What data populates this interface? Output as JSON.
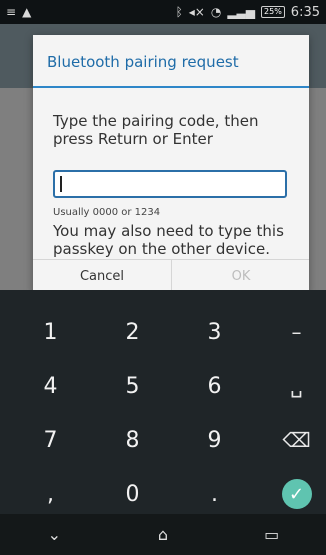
{
  "status_bar": {
    "battery_percent": "25%",
    "time": "6:35"
  },
  "dialog": {
    "title": "Bluetooth pairing request",
    "message": "Type the pairing code, then press Return or Enter",
    "input_value": "",
    "hint": "Usually 0000 or 1234",
    "passkey_note": "You may also need to type this passkey on the other device.",
    "buttons": {
      "cancel": "Cancel",
      "ok": "OK"
    }
  },
  "keyboard": {
    "row1": [
      "1",
      "2",
      "3",
      "–"
    ],
    "row2": [
      "4",
      "5",
      "6",
      "␣"
    ],
    "row3": [
      "7",
      "8",
      "9",
      "⌫"
    ],
    "row4": [
      ",",
      "0",
      ".",
      "✓"
    ]
  },
  "colors": {
    "title_blue": "#1f6ca8",
    "divider_blue": "#2e86c8",
    "done_teal": "#5fc4b0"
  }
}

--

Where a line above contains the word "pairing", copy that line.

Answer box:
    "title": "Bluetooth pairing request",
    "message": "Type the pairing code, then press Return or Enter",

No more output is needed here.